Patient Education

One of the best ways to prevent problems associated with contact lens wear is to educate patients with regard to proper techniques for cleaning, rinsing, and disinfecting their lenses. During this discussion, be sure to tell patients why each of these steps is necessary, not just how to do them. People, in general, seem to comply better when they understand the rationale for performing a particular task.

Handling As always, prior to handling the lens, hands must be washed and dried thoroughly. Again, explain why drying is necessary, and that water exposure could be problematic.

Cleaning No matter what cleaning and disinfecting regimen you choose, review the instructions with patients. Staff members can be used here, but they must deliver a consistent message. Also, it should be in line with the solution package insert.

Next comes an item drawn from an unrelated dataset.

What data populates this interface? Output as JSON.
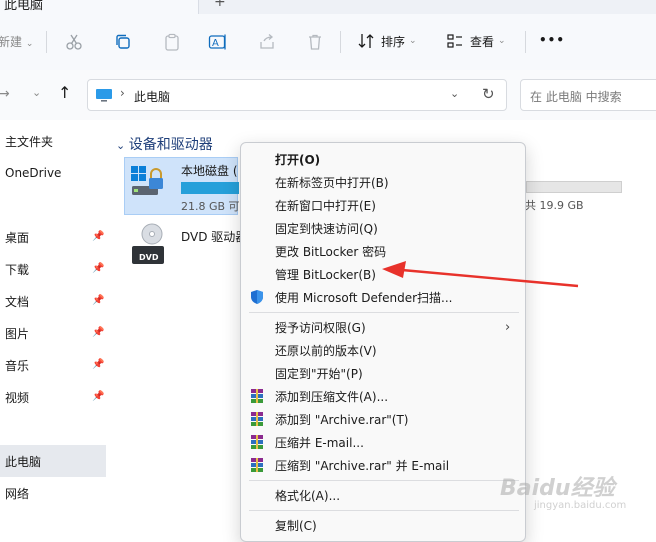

Cleaning is best done when the lenses are removed at the end of the day because the debris that has accumulated is fresh and easier to remove. Three or four drops of the cleaning solution should be applied to the lens. The lens then needs to be gently rubbed for about 10 seconds.

Rinsing Next, the lens needs to be rinsed with the appropriate solution. It could be rinsed with saline if an alcohol-based cleaner was used, or it could be rinsed with more of an all-in-one product. For rinsing off alcohol-based cleaning agents, it is wise to rub the lens as it is rinsed to ensure that the cleaner is truly removed.

Disinfecting After a thorough cleaning and rinsing, the lens is ready to be disinfected. With the multipurpose GP solutions, the lens can simply be put into the lens case with fresh solution. The lenses can soak overnight, but again follow the manufacturers’ package insert with regard to minimum and maximum soak/disinfection times.

In a system that uses a separate cleaner and disinfecting agent, the approach is the same unless your patient is disinfecting with a peroxide-based system. In this instance, a defined cleaning step may be used (with a rinse), or the lenses can go straight into the lens holder.

With the latter approach, the lens holder/lenses are then rinsed in a stream of the peroxide product prior to being placed in the filled disinfection cup. Remind patients not to shake the container. That action could result in non-neutralized peroxide contacting the lenses, or fingers, and ending up in the eye when the lenses are used next.

Reapplication Prior to the next wearing of the cleaned and disinfected lenses, your patients’ hands must be washed and dried. Then, the lenses can be removed from the disinfection cup or case and applied to the eyes. The choice of adding a drop of conditioner prior to application is an individual decision. Once the lenses are on eyes, the case needs to be emptied of solution and dried with a towel or tissue. The lens case could be rinsed with fresh solution prior to the drying phase, but it should never be rinsed with tap water. The lens case needs to air dry during the wearing day.

Patients receive a great deal of information at the dispensing visit, especially new wearers. It is easy to understand why some patients find it difficult to remember the proper procedures. To make it easier, give patients a printout of their cleaning regimen as a home reference.


As mentioned earlier, it is important to review the care of the lenses, as well as the solutions that they are using, whenever patients are in the office. This gives eyecare professionals the opportunity to reinforce the reasons for proper cleaning and disinfection. It also provides the opportunity to ensure that patients are using the correct care solutions. Further, this impresses upon patients that caring for their contact lenses is a serious business designed to allow years of problem-free wear. CLS

For references, please visit and click on document #234.

Dr. Benoit is the senior optometrist with Concord Eye Center, a multi-subspecialty ophthalmology group in Concord, NH. He is a Fellow of the American Academy of Optometry and a Diplomate of the Section on Cornea, Contact Lenses and Refractive Technologies. He is currently the Special Advisor for the Section. Dr. Benoit is a Distinguished Practitioner and Fellow in the National Academies of Practice-Optometry Section and is a Diplomate of the American Board of Optometry. He is also on the Advisory Board of the Gas Permeable Lens Institute. Dr. Benoit is a consultant to, and clinical investigator for, Alcon.